What Is RISE Part 2


By Everett Hornbostel

Last month we started on a journey called RISE. In that first article, I shared with you a little about my background and how RISE came into being. This month, we will move into the second part of this program, which I have called “Interrupt.” Before we dive into this part, let’s discuss why RISE came into being.

Churches are a place where people can go because they are dealing with “stuff.” There is something a person is seeking when they go to a church. One expectation a person might have when they enter a church is safety. Unfortunately, more and more violent actions are taking place against churches. It isn’t always the case that some outsider is perpetrating the violence against the church. In many cases, it is a domestic issue which spills over into the church. Perhaps a spouse has been abused and runs to the church for refuge. The abuser learns of this and chases the spouse down to handle the situation. Perhaps even taking their rage out on those who only want to help. Sometimes these are church members. 

Additionally, most churches don’t have a police officer present at every meeting or even around the facility at any given time of day. The average police response to a priority 911 call is between 5-10 minutes. Most active intruder incidents are over in less than 5 minutes. This means the intruder may complete their objective before law enforcement arrives on scene. 

These are the “why” of Rise.

Now, let’s move into the second component of RISE, “Interrupt.”

Let me start by saying interrupting an intruder event has risks involved. Because of the risks involved, it is best to only attempt to interrupt the event if it is safe to do so. Most of us who attend a church service or meeting aren’t trained to engage a violent individual. 

Some might look at the word “interrupt” and think, “guns…we need more guns!” While I am a supporter of some form of armed security, what is not needed is just a bunch of people carrying guns. What is needed, if a church chooses to have a security team armed with firearms, is training, training and more training. 

Interrupting an incident can begin in the parking lot. Understanding some signs of a person who is determined to cause violence is a key in stopping an incident before it occurs. If a person who appears to be ready to cause violence is observed, the doors of the church can be locked and law enforcement can be contacted (pointing back to the “report” component). This is tricky, because as a church, we want to be welcoming to people, but if we observe something that just seems “off,” we need to engage that something and figure out what is going on. This falls under the idea of “reasonable suspicion.” Meaning that any reasonable person would suspect that a crime was in the process of being committed, had been committed or was going to be committed very soon.

Regardless of where the interruption occurs, the interrupt component is an action a person must resolve within themselves to complete. Once the interrupt component begins, the person(s) involved will need to follow through until the threat is stopped or they are stopped themselves. 

The interrupt stage can take on multiple forms. It can be a distraction that allows for escape all the way up to elimination of the threat from an armed security team member. 

There is a process that the human brain goes through approximately every .65 seconds. This process is known as the OODA Loop.
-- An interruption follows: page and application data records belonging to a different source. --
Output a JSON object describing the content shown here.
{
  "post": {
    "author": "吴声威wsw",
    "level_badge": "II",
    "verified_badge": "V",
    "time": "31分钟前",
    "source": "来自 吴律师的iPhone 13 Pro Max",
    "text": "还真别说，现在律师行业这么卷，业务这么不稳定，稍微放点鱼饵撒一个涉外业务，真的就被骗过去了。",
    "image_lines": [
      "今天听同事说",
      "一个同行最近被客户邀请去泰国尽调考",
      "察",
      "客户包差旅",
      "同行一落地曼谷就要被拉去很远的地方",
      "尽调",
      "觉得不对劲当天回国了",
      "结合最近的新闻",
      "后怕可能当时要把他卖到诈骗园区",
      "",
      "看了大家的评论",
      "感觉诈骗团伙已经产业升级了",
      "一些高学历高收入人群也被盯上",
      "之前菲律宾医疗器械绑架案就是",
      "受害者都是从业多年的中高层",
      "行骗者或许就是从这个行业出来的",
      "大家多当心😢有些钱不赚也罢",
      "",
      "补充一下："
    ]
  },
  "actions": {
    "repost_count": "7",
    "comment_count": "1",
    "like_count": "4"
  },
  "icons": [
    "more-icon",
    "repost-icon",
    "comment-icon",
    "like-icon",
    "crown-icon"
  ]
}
OODA stands for “Observe, Orient, Decide, Act” and the brain can perform this loop multiple times before even picking a pencil up from a desk. Interrupting the OODA Loop can increase the survivability of an incident, providing an opening to physically engage the intruder or to escape. Consider what items are available in a typical church setting that can be used to disrupt the OODA Loop. Throwing a hymnal at an intruder could be the disruption needed to slow down an intruder. The hymnal doesn’t have to hit the intruder, just creating a diversion that causes the OODA Loop to reset. 

Bruce Lee once said, “I fear not the man who has practiced 10,000 kicks once, but I fear the man who has practiced one kick 10,000 times.” Repetitive, focused training is important. In a previous article, “Trigger Talk”, we looked at guns in the church and provided some insights into how church security teams can implement firearms, if they so choose. As a SHARP instructor, I taught the concept of “Train More, Fear Less.” Of course, “God has not given us a spirit of fear, but of power and love and self-control” (2 Tim. 2:17, ESV), and Jesus taught us in Matthew 10:28, “do not fear those who kill the body but cannot kill the soul.” These statements do not negate the idea of being prepared to defend those who may not be able to defend themselves.